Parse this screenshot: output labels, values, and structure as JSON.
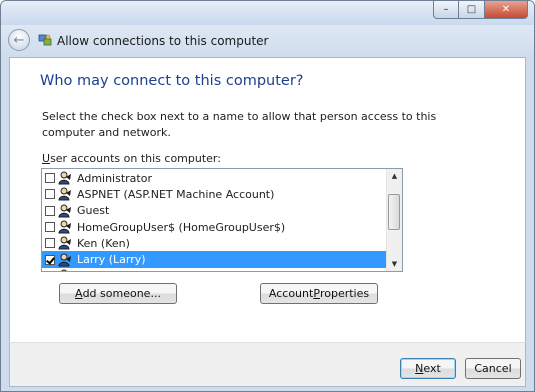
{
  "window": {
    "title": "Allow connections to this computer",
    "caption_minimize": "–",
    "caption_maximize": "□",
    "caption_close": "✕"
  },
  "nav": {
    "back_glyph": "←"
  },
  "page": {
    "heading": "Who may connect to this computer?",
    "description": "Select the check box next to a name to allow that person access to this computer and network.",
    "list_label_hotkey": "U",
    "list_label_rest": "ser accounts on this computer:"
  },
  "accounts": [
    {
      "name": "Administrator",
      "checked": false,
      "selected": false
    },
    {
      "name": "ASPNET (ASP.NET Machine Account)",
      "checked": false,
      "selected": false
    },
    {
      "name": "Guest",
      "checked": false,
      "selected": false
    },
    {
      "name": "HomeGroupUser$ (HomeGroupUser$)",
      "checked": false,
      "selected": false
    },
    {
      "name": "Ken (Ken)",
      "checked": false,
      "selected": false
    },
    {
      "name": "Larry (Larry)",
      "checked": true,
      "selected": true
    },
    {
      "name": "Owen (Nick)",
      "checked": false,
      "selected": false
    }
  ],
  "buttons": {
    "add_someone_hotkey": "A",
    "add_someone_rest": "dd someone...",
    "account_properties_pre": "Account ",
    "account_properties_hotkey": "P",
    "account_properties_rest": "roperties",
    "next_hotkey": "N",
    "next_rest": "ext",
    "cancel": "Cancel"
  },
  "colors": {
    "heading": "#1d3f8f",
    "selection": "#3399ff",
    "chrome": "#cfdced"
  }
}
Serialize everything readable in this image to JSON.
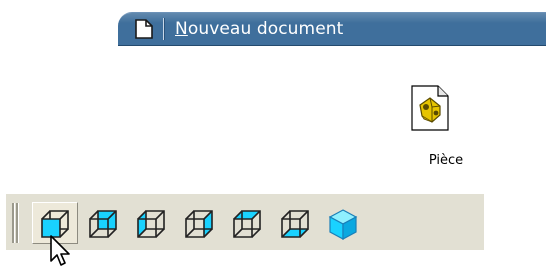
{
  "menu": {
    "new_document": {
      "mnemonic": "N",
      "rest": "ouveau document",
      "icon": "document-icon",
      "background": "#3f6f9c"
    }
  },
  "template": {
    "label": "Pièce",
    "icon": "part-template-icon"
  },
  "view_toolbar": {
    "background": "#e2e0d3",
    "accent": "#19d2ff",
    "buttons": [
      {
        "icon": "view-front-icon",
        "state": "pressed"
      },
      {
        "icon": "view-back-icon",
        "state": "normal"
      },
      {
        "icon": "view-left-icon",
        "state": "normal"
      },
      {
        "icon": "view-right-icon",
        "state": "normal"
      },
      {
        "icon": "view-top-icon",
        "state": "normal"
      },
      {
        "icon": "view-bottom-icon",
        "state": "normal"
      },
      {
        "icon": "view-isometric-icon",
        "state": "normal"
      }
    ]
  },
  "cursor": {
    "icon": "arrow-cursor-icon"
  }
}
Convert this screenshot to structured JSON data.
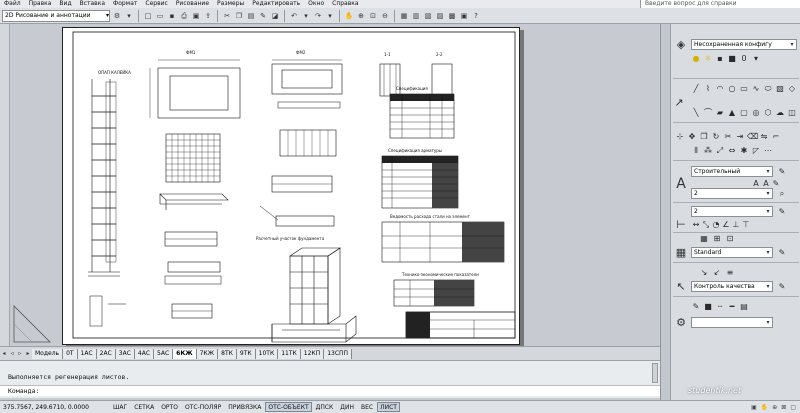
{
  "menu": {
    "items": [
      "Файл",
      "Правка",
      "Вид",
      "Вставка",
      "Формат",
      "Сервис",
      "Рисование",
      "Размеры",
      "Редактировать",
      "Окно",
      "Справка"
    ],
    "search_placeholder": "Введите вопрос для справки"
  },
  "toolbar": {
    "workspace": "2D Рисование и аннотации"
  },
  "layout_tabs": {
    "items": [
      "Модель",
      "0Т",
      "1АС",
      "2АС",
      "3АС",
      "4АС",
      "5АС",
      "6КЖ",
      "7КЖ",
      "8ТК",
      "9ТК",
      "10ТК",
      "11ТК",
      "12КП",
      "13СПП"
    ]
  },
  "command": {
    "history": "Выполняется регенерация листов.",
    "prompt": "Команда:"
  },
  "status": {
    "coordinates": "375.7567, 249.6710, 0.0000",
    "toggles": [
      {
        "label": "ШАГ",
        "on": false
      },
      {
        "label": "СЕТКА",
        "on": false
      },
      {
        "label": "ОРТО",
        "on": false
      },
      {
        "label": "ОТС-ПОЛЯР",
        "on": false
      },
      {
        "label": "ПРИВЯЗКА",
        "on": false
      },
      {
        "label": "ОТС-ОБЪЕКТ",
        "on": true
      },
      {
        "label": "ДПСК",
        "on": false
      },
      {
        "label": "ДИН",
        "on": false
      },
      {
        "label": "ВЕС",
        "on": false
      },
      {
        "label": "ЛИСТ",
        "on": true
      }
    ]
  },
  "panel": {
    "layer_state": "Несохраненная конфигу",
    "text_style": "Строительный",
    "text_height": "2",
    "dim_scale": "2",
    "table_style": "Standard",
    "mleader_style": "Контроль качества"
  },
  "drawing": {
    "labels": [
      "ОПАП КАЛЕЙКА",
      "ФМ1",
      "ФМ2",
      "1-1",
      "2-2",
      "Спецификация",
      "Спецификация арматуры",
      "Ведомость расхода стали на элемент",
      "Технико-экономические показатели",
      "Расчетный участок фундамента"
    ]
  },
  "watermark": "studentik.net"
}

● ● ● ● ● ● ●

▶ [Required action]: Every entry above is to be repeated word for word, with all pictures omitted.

▶ [Reply]:
Parse this screenshot: output labels, values, and structure as JSON.
{
  "window": {
    "title": "Allow connections to this computer",
    "caption_minimize": "–",
    "caption_maximize": "□",
    "caption_close": "✕"
  },
  "nav": {
    "back_glyph": "←"
  },
  "page": {
    "heading": "Who may connect to this computer?",
    "description": "Select the check box next to a name to allow that person access to this computer and network.",
    "list_label_hotkey": "U",
    "list_label_rest": "ser accounts on this computer:"
  },
  "accounts": [
    {
      "name": "Administrator",
      "checked": false,
      "selected": false
    },
    {
      "name": "ASPNET (ASP.NET Machine Account)",
      "checked": false,
      "selected": false
    },
    {
      "name": "Guest",
      "checked": false,
      "selected": false
    },
    {
      "name": "HomeGroupUser$ (HomeGroupUser$)",
      "checked": false,
      "selected": false
    },
    {
      "name": "Ken (Ken)",
      "checked": false,
      "selected": false
    },
    {
      "name": "Larry (Larry)",
      "checked": true,
      "selected": true
    },
    {
      "name": "Owen (Nick)",
      "checked": false,
      "selected": false
    }
  ],
  "buttons": {
    "add_someone_hotkey": "A",
    "add_someone_rest": "dd someone...",
    "account_properties_pre": "Account ",
    "account_properties_hotkey": "P",
    "account_properties_rest": "roperties",
    "next_hotkey": "N",
    "next_rest": "ext",
    "cancel": "Cancel"
  },
  "colors": {
    "heading": "#1d3f8f",
    "selection": "#3399ff",
    "chrome": "#cfdced"
  }
}
Serialize everything readable in this image to JSON.
{
  "menu": {
    "new_document": {
      "mnemonic": "N",
      "rest": "ouveau document",
      "icon": "document-icon",
      "background": "#3f6f9c"
    }
  },
  "template": {
    "label": "Pièce",
    "icon": "part-template-icon"
  },
  "view_toolbar": {
    "background": "#e2e0d3",
    "accent": "#19d2ff",
    "buttons": [
      {
        "icon": "view-front-icon",
        "state": "pressed"
      },
      {
        "icon": "view-back-icon",
        "state": "normal"
      },
      {
        "icon": "view-left-icon",
        "state": "normal"
      },
      {
        "icon": "view-right-icon",
        "state": "normal"
      },
      {
        "icon": "view-top-icon",
        "state": "normal"
      },
      {
        "icon": "view-bottom-icon",
        "state": "normal"
      },
      {
        "icon": "view-isometric-icon",
        "state": "normal"
      }
    ]
  },
  "cursor": {
    "icon": "arrow-cursor-icon"
  }
}
Convert this screenshot to structured JSON data.
{
  "menu": {
    "items": [
      "Файл",
      "Правка",
      "Вид",
      "Вставка",
      "Формат",
      "Сервис",
      "Рисование",
      "Размеры",
      "Редактировать",
      "Окно",
      "Справка"
    ],
    "search_placeholder": "Введите вопрос для справки"
  },
  "toolbar": {
    "workspace": "2D Рисование и аннотации"
  },
  "layout_tabs": {
    "items": [
      "Модель",
      "0Т",
      "1АС",
      "2АС",
      "3АС",
      "4АС",
      "5АС",
      "6КЖ",
      "7КЖ",
      "8ТК",
      "9ТК",
      "10ТК",
      "11ТК",
      "12КП",
      "13СПП"
    ]
  },
  "command": {
    "history": "Выполняется регенерация листов.",
    "prompt": "Команда:"
  },
  "status": {
    "coordinates": "375.7567, 249.6710, 0.0000",
    "toggles": [
      {
        "label": "ШАГ",
        "on": false
      },
      {
        "label": "СЕТКА",
        "on": false
      },
      {
        "label": "ОРТО",
        "on": false
      },
      {
        "label": "ОТС-ПОЛЯР",
        "on": false
      },
      {
        "label": "ПРИВЯЗКА",
        "on": false
      },
      {
        "label": "ОТС-ОБЪЕКТ",
        "on": true
      },
      {
        "label": "ДПСК",
        "on": false
      },
      {
        "label": "ДИН",
        "on": false
      },
      {
        "label": "ВЕС",
        "on": false
      },
      {
        "label": "ЛИСТ",
        "on": true
      }
    ]
  },
  "panel": {
    "layer_state": "Несохраненная конфигу",
    "text_style": "Строительный",
    "text_height": "2",
    "dim_scale": "2",
    "table_style": "Standard",
    "mleader_style": "Контроль качества"
  },
  "drawing": {
    "labels": [
      "ОПАП КАЛЕЙКА",
      "ФМ1",
      "ФМ2",
      "1-1",
      "2-2",
      "Спецификация",
      "Спецификация арматуры",
      "Ведомость расхода стали на элемент",
      "Технико-экономические показатели",
      "Расчетный участок фундамента"
    ]
  },
  "watermark": "studentik.net"
}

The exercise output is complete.